> Task objective:
Which lines in the records below contain the word "Show"? Copy each one.

--- START ---

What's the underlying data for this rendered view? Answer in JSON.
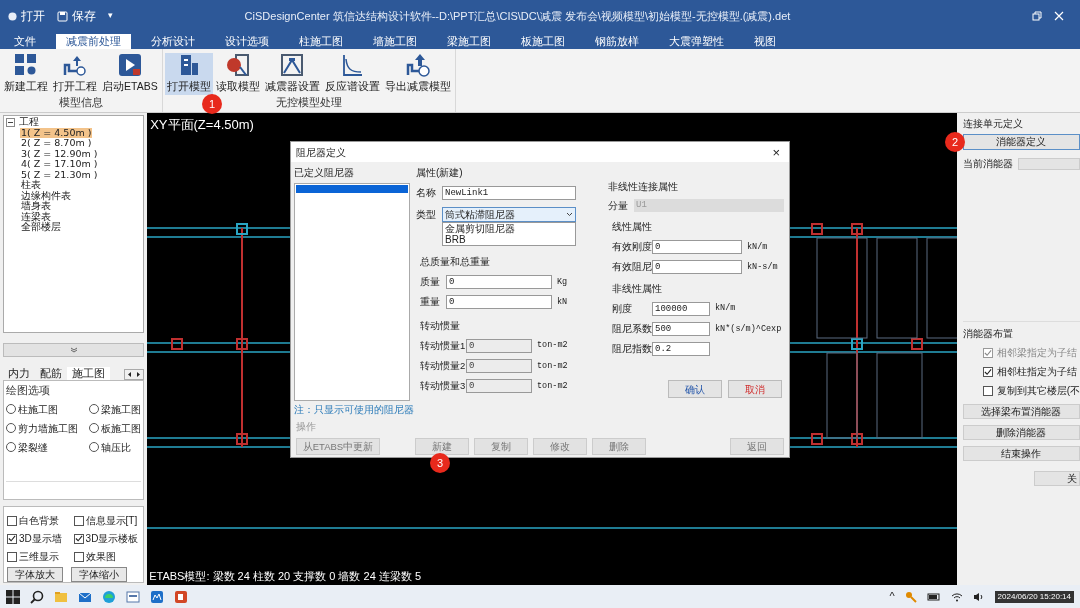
{
  "quick_access": {
    "open": "打开",
    "save": "保存",
    "dropdown": "▾"
  },
  "window": {
    "title": "CiSDesignCenter 筑信达结构设计软件--D:\\PPT汇总\\CIS\\DC\\减震 发布会\\视频模型\\初始模型-无控模型.(减震).det"
  },
  "menu_tabs": [
    {
      "label": "文件",
      "selected": false
    },
    {
      "label": "减震前处理",
      "selected": true
    },
    {
      "label": "分析设计",
      "selected": false
    },
    {
      "label": "设计选项",
      "selected": false
    },
    {
      "label": "柱施工图",
      "selected": false
    },
    {
      "label": "墙施工图",
      "selected": false
    },
    {
      "label": "梁施工图",
      "selected": false
    },
    {
      "label": "板施工图",
      "selected": false
    },
    {
      "label": "钢筋放样",
      "selected": false
    },
    {
      "label": "大震弹塑性",
      "selected": false
    },
    {
      "label": "视图",
      "selected": false
    }
  ],
  "ribbon_groups": [
    {
      "label": "模型信息",
      "items": [
        {
          "label": "新建工程",
          "selected": false
        },
        {
          "label": "打开工程",
          "selected": false
        },
        {
          "label": "启动ETABS",
          "selected": false
        }
      ]
    },
    {
      "label": "无控模型处理",
      "items": [
        {
          "label": "打开模型",
          "selected": true
        },
        {
          "label": "读取模型",
          "selected": false
        },
        {
          "label": "减震器设置",
          "selected": false
        },
        {
          "label": "反应谱设置",
          "selected": false
        },
        {
          "label": "导出减震模型",
          "selected": false
        }
      ]
    }
  ],
  "tree": [
    {
      "label": "工程",
      "expanded": true,
      "children": [
        {
          "label": "1( Z = 4.50m )",
          "selected": true
        },
        {
          "label": "2( Z = 8.70m )",
          "selected": false
        },
        {
          "label": "3( Z = 12.90m )",
          "selected": false
        },
        {
          "label": "4( Z = 17.10m )",
          "selected": false
        },
        {
          "label": "5( Z = 21.30m )",
          "selected": false
        },
        {
          "label": "柱表",
          "selected": false
        },
        {
          "label": "边缘构件表",
          "selected": false
        },
        {
          "label": "墙身表",
          "selected": false
        },
        {
          "label": "连梁表",
          "selected": false
        },
        {
          "label": "全部楼层",
          "selected": false
        }
      ]
    }
  ],
  "panel_tabs": [
    {
      "label": "内力",
      "selected": false
    },
    {
      "label": "配筋",
      "selected": false
    },
    {
      "label": "施工图",
      "selected": true
    }
  ],
  "drawing_options": {
    "title": "绘图选项",
    "options": [
      {
        "label": "柱施工图",
        "selected": false
      },
      {
        "label": "梁施工图",
        "selected": false
      },
      {
        "label": "剪力墙施工图",
        "selected": false
      },
      {
        "label": "板施工图",
        "selected": false
      },
      {
        "label": "梁裂缝",
        "selected": false
      },
      {
        "label": "轴压比",
        "selected": false
      }
    ]
  },
  "display_checks": [
    {
      "label": "白色背景",
      "checked": false
    },
    {
      "label": "信息显示[T]",
      "checked": false
    },
    {
      "label": "3D显示墙",
      "checked": true
    },
    {
      "label": "3D显示楼板",
      "checked": true
    },
    {
      "label": "三维显示",
      "checked": false
    },
    {
      "label": "效果图",
      "checked": false
    }
  ],
  "font_buttons": [
    "字体放大",
    "字体缩小"
  ],
  "canvas": {
    "view_label": "XY平面(Z=4.50m)",
    "status": "ETABS模型: 梁数 24 柱数 20 支撑数 0 墙数 24 连梁数 5"
  },
  "dialog": {
    "title": "阻尼器定义",
    "close": "×",
    "defined_title": "已定义阻尼器",
    "defined_list": [
      {
        "selected": true
      }
    ],
    "note": "注：只显示可使用的阻尼器",
    "props_title": "属性(新建)",
    "name_label": "名称",
    "name_value": "NewLink1",
    "type_label": "类型",
    "type_value": "筒式粘滞阻尼器",
    "type_options": [
      "金属剪切阻尼器",
      "BRB"
    ],
    "mass_group": "总质量和总重量",
    "mass_fields": [
      {
        "label": "质量",
        "value": "0",
        "unit": "Kg",
        "disabled": false
      },
      {
        "label": "重量",
        "value": "0",
        "unit": "kN",
        "disabled": false
      }
    ],
    "inertia_group": "转动惯量",
    "inertia_fields": [
      {
        "label": "转动惯量1",
        "value": "0",
        "unit": "ton-m2",
        "disabled": true
      },
      {
        "label": "转动惯量2",
        "value": "0",
        "unit": "ton-m2",
        "disabled": true
      },
      {
        "label": "转动惯量3",
        "value": "0",
        "unit": "ton-m2",
        "disabled": true
      }
    ],
    "nonlinear_title": "非线性连接属性",
    "component_label": "分量",
    "component_value": "U1",
    "linear_group": "线性属性",
    "linear_fields": [
      {
        "label": "有效刚度",
        "value": "0",
        "unit": "kN/m",
        "disabled": false
      },
      {
        "label": "有效阻尼",
        "value": "0",
        "unit": "kN-s/m",
        "disabled": false
      }
    ],
    "nl_group": "非线性属性",
    "nl_fields": [
      {
        "label": "刚度",
        "value": "100000",
        "unit": "kN/m",
        "disabled": false
      },
      {
        "label": "阻尼系数",
        "value": "500",
        "unit": "kN*(s/m)^Cexp",
        "disabled": false
      },
      {
        "label": "阻尼指数",
        "value": "0.2",
        "disabled": false
      }
    ],
    "confirm": "确认",
    "cancel": "取消",
    "ops_label": "操作",
    "ops_buttons": [
      {
        "label": "从ETABS中更新",
        "disabled": true
      },
      {
        "label": "新建",
        "disabled": true
      },
      {
        "label": "复制",
        "disabled": true
      },
      {
        "label": "修改",
        "disabled": true
      },
      {
        "label": "删除",
        "disabled": true
      },
      {
        "label": "返回",
        "disabled": true
      }
    ]
  },
  "right_panel": {
    "link_title": "连接单元定义",
    "define_button": "消能器定义",
    "current_label": "当前消能器",
    "layout_title": "消能器布置",
    "checks": [
      {
        "label": "相邻梁指定为子结",
        "checked": true,
        "disabled": true
      },
      {
        "label": "相邻柱指定为子结",
        "checked": true,
        "disabled": false
      },
      {
        "label": "复制到其它楼层(不",
        "checked": false,
        "disabled": false
      }
    ],
    "buttons": [
      "选择梁布置消能器",
      "删除消能器",
      "结束操作"
    ],
    "close_button": "关"
  },
  "callouts": [
    "1",
    "2",
    "3"
  ],
  "taskbar": {
    "tray_arrow": "^",
    "clock": "2024/06/20 15:20:14"
  }
}
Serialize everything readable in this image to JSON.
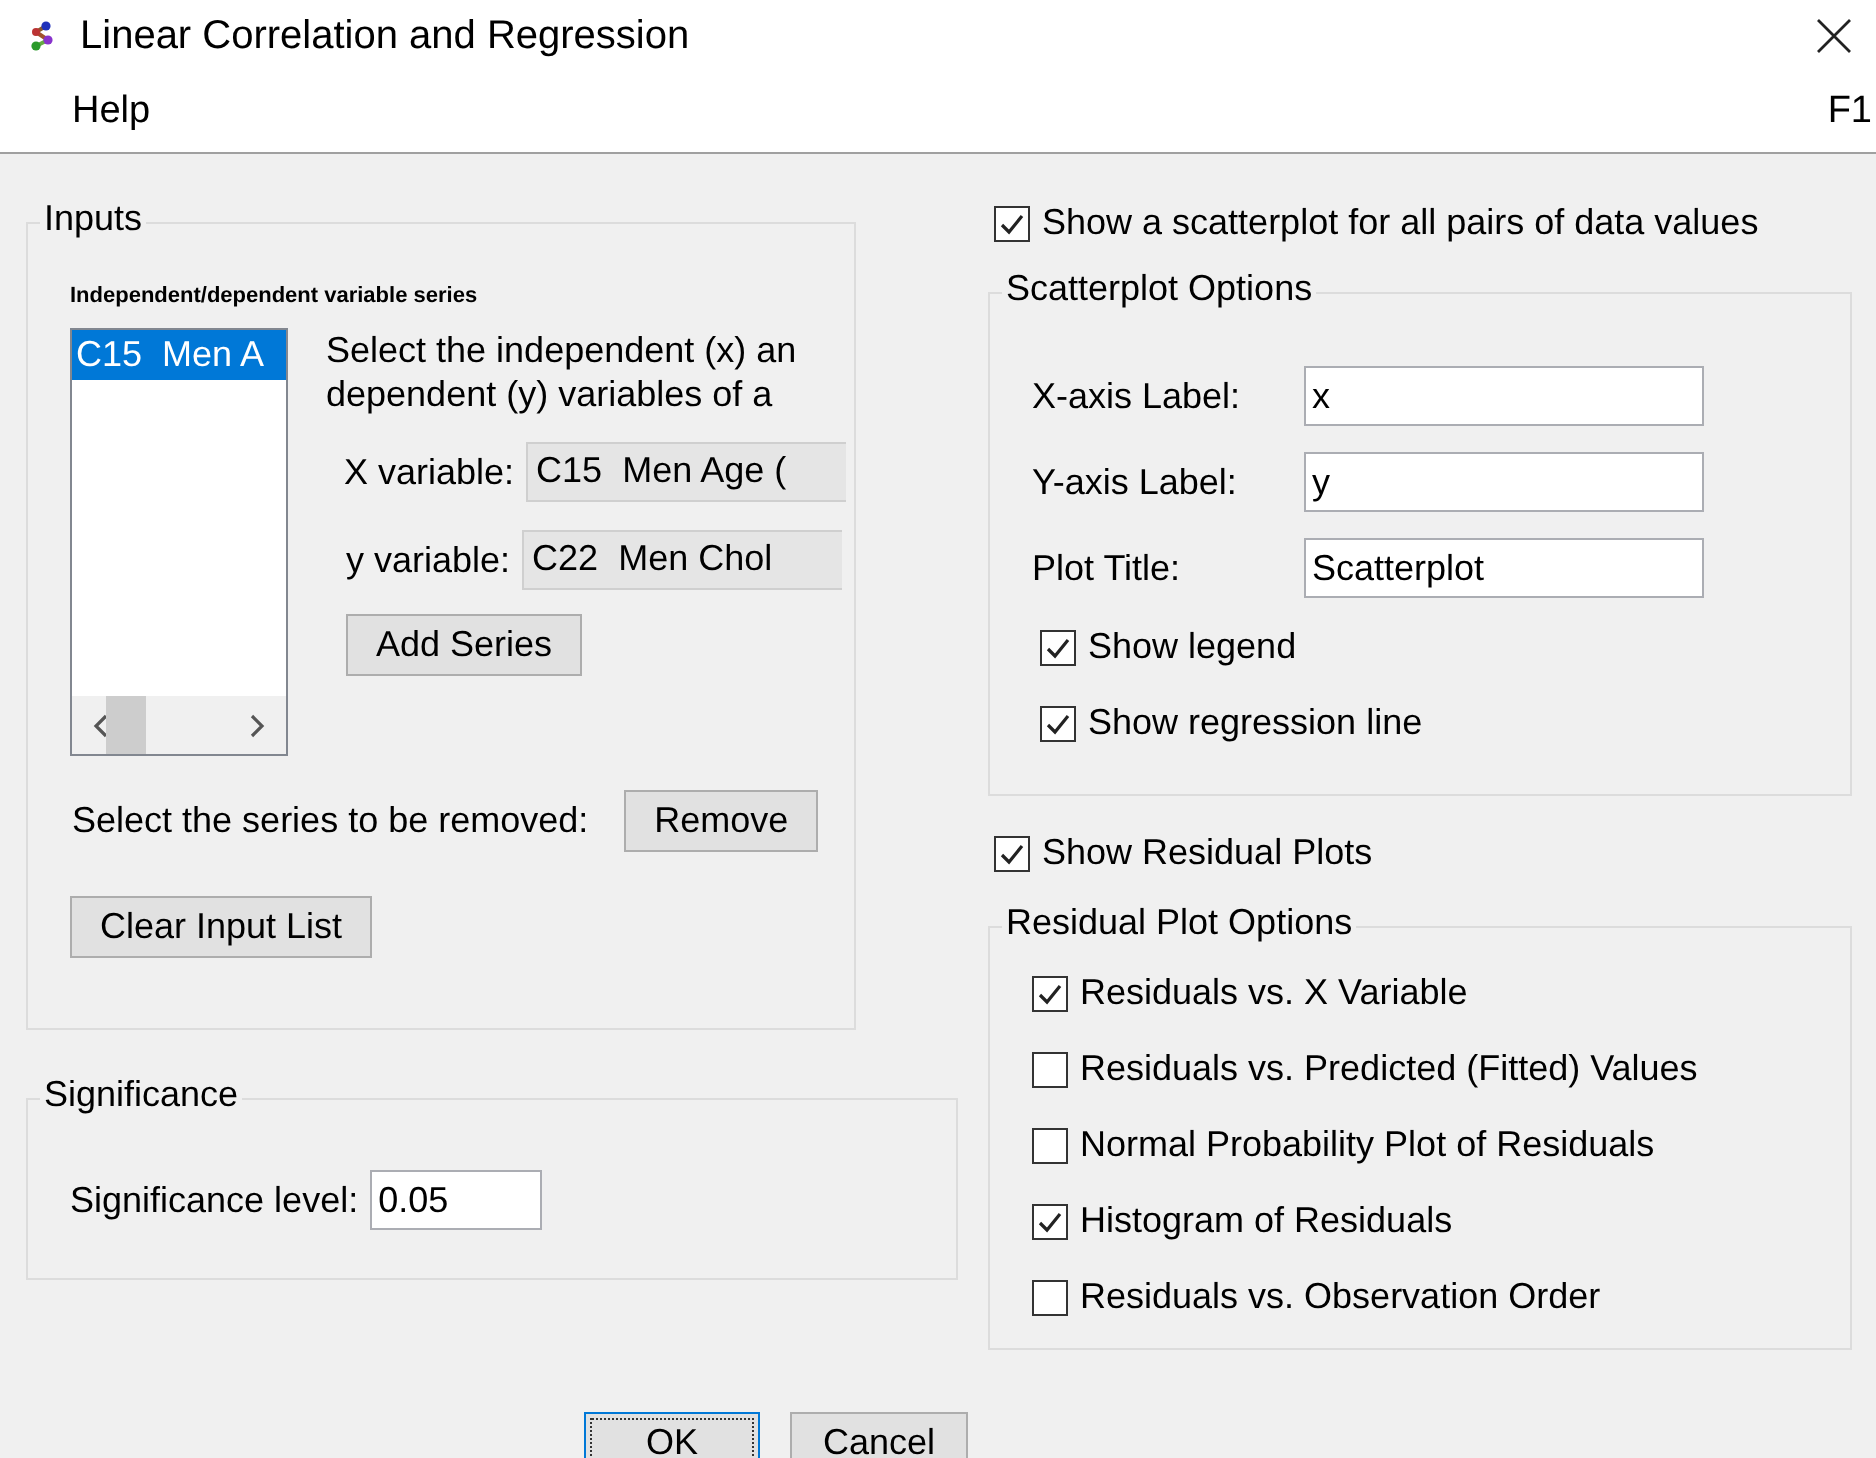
{
  "window": {
    "title": "Linear Correlation and Regression"
  },
  "menu": {
    "items": [
      {
        "label": "Help"
      }
    ],
    "shortcut": "F1"
  },
  "inputs": {
    "title": "Inputs",
    "series_label": "Independent/dependent variable series",
    "series_list": [
      {
        "label": "C15  Men A",
        "selected": true
      }
    ],
    "instructions": [
      "Select the independent (x) an",
      "dependent (y) variables of a"
    ],
    "x_variable": {
      "label": "X variable:",
      "value": "C15  Men Age ("
    },
    "y_variable": {
      "label": "y variable:",
      "value": "C22  Men Chol"
    },
    "add_button": "Add Series",
    "remove_label": "Select the series to be removed:",
    "remove_button": "Remove",
    "clear_button": "Clear Input List"
  },
  "significance": {
    "title": "Significance",
    "label": "Significance level:",
    "value": "0.05"
  },
  "scatterplot": {
    "checkbox": {
      "label": "Show a scatterplot for all pairs of data values",
      "checked": true
    },
    "title": "Scatterplot Options",
    "fields": [
      {
        "label": "X-axis Label:",
        "value": "x"
      },
      {
        "label": "Y-axis Label:",
        "value": "y"
      },
      {
        "label": "Plot Title:",
        "value": "Scatterplot"
      }
    ],
    "options": [
      {
        "label": "Show legend",
        "checked": true
      },
      {
        "label": "Show regression line",
        "checked": true
      }
    ]
  },
  "residuals": {
    "checkbox": {
      "label": "Show Residual Plots",
      "checked": true
    },
    "title": "Residual Plot Options",
    "options": [
      {
        "label": "Residuals vs. X Variable",
        "checked": true
      },
      {
        "label": "Residuals vs. Predicted (Fitted) Values",
        "checked": false
      },
      {
        "label": "Normal Probability Plot of Residuals",
        "checked": false
      },
      {
        "label": "Histogram of Residuals",
        "checked": true
      },
      {
        "label": "Residuals vs. Observation Order",
        "checked": false
      }
    ]
  },
  "buttons": [
    {
      "label": "OK",
      "default": true
    },
    {
      "label": "Cancel",
      "default": false
    }
  ]
}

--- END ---

> Result for this exercise:
      "label": "Show a scatterplot for all pairs of data values",
        "label": "Show legend",
        "label": "Show regression line",
      "label": "Show Residual Plots",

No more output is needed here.